### EXERCISE GOAL
Lines in the listing below that contain the string "зубчатого" are to be found and copied.
▶
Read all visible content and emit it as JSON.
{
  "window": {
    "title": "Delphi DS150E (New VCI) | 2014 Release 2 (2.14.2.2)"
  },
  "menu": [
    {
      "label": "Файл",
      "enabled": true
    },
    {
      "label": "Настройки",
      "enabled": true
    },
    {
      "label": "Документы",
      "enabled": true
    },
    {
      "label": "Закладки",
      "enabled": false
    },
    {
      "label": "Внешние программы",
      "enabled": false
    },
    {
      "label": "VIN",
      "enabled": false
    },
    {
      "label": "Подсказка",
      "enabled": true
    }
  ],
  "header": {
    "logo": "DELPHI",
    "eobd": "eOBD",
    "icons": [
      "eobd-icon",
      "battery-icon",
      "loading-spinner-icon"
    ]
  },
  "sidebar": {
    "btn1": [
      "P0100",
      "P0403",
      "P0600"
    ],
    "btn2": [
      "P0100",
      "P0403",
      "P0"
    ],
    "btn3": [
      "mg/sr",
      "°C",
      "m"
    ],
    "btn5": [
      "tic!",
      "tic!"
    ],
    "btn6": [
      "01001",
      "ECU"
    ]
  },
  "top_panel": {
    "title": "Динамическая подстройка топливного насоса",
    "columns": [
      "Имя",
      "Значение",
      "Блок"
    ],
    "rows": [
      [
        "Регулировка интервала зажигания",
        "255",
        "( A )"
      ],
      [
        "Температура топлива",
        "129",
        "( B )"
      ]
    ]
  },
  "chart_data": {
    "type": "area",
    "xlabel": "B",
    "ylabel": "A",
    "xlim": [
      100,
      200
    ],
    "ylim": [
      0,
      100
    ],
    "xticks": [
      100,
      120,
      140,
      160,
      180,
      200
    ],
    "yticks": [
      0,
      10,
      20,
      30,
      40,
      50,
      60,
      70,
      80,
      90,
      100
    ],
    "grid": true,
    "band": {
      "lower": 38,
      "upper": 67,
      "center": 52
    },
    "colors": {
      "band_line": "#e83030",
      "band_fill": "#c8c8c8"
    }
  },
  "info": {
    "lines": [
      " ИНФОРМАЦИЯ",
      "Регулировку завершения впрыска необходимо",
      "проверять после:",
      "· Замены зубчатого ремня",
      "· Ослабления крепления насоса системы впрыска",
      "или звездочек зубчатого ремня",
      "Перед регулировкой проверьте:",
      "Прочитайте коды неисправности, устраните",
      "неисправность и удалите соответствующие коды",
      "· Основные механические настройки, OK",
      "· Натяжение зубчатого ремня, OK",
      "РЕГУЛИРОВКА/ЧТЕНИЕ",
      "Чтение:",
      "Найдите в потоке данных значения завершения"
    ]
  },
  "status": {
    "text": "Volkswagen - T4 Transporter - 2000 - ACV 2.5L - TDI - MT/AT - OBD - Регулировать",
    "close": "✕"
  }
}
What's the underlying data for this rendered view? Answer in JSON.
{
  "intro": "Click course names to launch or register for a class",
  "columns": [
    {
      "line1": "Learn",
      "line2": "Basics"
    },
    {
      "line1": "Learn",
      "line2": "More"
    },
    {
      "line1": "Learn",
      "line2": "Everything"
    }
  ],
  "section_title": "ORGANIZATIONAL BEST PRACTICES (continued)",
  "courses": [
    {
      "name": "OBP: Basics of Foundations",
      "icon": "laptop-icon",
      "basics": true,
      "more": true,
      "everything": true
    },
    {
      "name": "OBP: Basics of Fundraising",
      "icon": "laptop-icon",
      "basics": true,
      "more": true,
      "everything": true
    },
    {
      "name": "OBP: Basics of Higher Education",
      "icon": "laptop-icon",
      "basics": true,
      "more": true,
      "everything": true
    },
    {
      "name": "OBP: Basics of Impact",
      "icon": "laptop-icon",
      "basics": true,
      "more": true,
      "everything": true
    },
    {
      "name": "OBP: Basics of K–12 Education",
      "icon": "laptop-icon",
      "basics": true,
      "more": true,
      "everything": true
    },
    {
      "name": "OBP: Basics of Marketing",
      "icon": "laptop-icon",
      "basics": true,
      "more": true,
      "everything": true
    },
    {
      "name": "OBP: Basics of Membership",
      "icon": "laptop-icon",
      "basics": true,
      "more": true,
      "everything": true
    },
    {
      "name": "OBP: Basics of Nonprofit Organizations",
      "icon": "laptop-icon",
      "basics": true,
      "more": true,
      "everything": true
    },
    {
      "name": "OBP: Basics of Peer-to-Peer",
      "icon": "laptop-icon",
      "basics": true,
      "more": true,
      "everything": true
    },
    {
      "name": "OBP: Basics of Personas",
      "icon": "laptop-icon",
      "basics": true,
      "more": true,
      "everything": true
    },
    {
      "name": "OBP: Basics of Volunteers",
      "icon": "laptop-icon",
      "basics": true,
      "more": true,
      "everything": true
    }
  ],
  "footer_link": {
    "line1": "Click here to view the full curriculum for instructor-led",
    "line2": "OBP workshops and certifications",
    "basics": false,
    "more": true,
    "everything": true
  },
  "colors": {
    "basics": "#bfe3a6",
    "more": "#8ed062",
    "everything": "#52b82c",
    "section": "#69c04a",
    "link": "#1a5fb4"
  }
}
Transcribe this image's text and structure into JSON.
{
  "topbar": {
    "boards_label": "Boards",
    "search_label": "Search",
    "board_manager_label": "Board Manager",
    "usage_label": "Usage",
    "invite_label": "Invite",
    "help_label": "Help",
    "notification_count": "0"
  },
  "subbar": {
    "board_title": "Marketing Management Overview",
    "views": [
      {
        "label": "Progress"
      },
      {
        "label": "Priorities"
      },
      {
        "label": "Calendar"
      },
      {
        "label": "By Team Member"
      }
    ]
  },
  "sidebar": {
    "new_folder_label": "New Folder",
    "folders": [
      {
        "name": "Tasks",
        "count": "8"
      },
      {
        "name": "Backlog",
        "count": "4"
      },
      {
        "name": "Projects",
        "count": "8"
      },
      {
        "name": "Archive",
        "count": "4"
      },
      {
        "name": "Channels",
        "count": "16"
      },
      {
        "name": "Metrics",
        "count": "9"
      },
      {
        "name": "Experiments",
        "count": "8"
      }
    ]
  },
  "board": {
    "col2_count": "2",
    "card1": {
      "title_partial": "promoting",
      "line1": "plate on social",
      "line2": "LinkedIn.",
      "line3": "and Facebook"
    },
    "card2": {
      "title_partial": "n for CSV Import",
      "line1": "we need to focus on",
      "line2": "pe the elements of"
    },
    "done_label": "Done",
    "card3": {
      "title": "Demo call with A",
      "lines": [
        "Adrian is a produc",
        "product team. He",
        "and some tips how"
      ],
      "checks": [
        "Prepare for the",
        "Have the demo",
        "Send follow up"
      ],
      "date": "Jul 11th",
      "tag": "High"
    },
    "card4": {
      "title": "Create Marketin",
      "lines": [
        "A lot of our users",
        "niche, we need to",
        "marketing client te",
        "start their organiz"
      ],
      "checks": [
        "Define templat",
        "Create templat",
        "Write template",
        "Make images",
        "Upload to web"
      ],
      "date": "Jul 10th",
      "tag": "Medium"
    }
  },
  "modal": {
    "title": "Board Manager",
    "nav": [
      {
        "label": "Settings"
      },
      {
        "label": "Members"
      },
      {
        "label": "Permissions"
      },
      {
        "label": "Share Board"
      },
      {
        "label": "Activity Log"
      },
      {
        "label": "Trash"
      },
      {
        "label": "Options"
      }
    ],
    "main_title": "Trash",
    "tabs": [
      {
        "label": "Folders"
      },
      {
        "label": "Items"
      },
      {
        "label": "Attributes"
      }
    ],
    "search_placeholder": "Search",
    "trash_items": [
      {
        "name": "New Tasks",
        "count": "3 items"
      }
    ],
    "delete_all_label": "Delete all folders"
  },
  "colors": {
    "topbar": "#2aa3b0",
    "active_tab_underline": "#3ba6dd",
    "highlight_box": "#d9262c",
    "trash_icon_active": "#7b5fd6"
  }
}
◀
### EXPECTED ANSWER
      "· Замены зубчатого ремня",
      "или звездочек зубчатого ремня",
      "· Натяжение зубчатого ремня, OK",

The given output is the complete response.